Please return the records below exactly as they stand, with the pictures removed.

Items from an interface collection:
□ □ □ □ □

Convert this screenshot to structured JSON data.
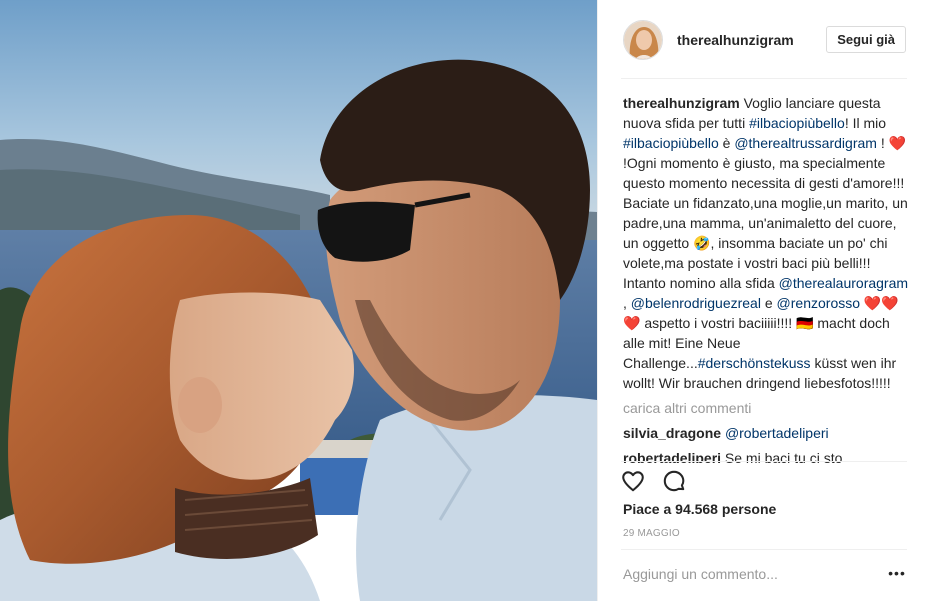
{
  "post": {
    "username": "therealhunzigram",
    "follow_label": "Segui già",
    "caption": {
      "t1": "Voglio lanciare questa nuova sfida per tutti ",
      "tag1": "#ilbaciopiùbello",
      "t2": "! Il mio ",
      "tag2": "#ilbaciopiùbello",
      "t3": " è ",
      "mention1": "@therealtrussardigram",
      "t4": " ! ",
      "heart1": "❤️",
      "t5": " !Ogni momento è giusto, ma specialmente questo momento necessita di gesti d'amore!!! Baciate un fidanzato,una moglie,un marito, un padre,una mamma, un'animaletto del cuore, un oggetto ",
      "emoji_laugh": "🤣",
      "t6": ", insomma baciate un po' chi volete,ma postate i vostri baci più belli!!! Intanto nomino alla sfida ",
      "mention2": "@therealauroragram",
      "t7": " , ",
      "mention3": "@belenrodriguezreal",
      "t8": " e ",
      "mention4": "@renzorosso",
      "t9": " ",
      "hearts": "❤️❤️❤️",
      "t10": " aspetto i vostri baciiiii!!!! ",
      "flag": "🇩🇪",
      "t11": " macht doch alle mit! Eine Neue Challenge...",
      "tag3": "#derschönstekuss",
      "t12": " küsst wen ihr wollt! Wir brauchen dringend liebesfotos!!!!!"
    },
    "load_more": "carica altri commenti",
    "comments": [
      {
        "user": "silvia_dragone",
        "text": "@robertadeliperi"
      },
      {
        "user": "robertadeliperi",
        "text": "Se mi baci tu ci sto"
      }
    ],
    "likes": "Piace a 94.568 persone",
    "date": "29 MAGGIO",
    "add_comment_placeholder": "Aggiungi un commento...",
    "more_label": "•••"
  },
  "colors": {
    "link": "#003569",
    "muted": "#999999",
    "border": "#efefef",
    "text": "#262626"
  }
}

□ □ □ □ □

YOUR SOLUTION:
Convert this screenshot to structured JSON data.
{
  "post": {
    "username": "therealhunzigram",
    "follow_label": "Segui già",
    "caption": {
      "t1": "Voglio lanciare questa nuova sfida per tutti ",
      "tag1": "#ilbaciopiùbello",
      "t2": "! Il mio ",
      "tag2": "#ilbaciopiùbello",
      "t3": " è ",
      "mention1": "@therealtrussardigram",
      "t4": " ! ",
      "heart1": "❤️",
      "t5": " !Ogni momento è giusto, ma specialmente questo momento necessita di gesti d'amore!!! Baciate un fidanzato,una moglie,un marito, un padre,una mamma, un'animaletto del cuore, un oggetto ",
      "emoji_laugh": "🤣",
      "t6": ", insomma baciate un po' chi volete,ma postate i vostri baci più belli!!! Intanto nomino alla sfida ",
      "mention2": "@therealauroragram",
      "t7": " , ",
      "mention3": "@belenrodriguezreal",
      "t8": " e ",
      "mention4": "@renzorosso",
      "t9": " ",
      "hearts": "❤️❤️❤️",
      "t10": " aspetto i vostri baciiiii!!!! ",
      "flag": "🇩🇪",
      "t11": " macht doch alle mit! Eine Neue Challenge...",
      "tag3": "#derschönstekuss",
      "t12": " küsst wen ihr wollt! Wir brauchen dringend liebesfotos!!!!!"
    },
    "load_more": "carica altri commenti",
    "comments": [
      {
        "user": "silvia_dragone",
        "text": "@robertadeliperi"
      },
      {
        "user": "robertadeliperi",
        "text": "Se mi baci tu ci sto"
      }
    ],
    "likes": "Piace a 94.568 persone",
    "date": "29 MAGGIO",
    "add_comment_placeholder": "Aggiungi un commento...",
    "more_label": "•••"
  },
  "colors": {
    "link": "#003569",
    "muted": "#999999",
    "border": "#efefef",
    "text": "#262626"
  }
}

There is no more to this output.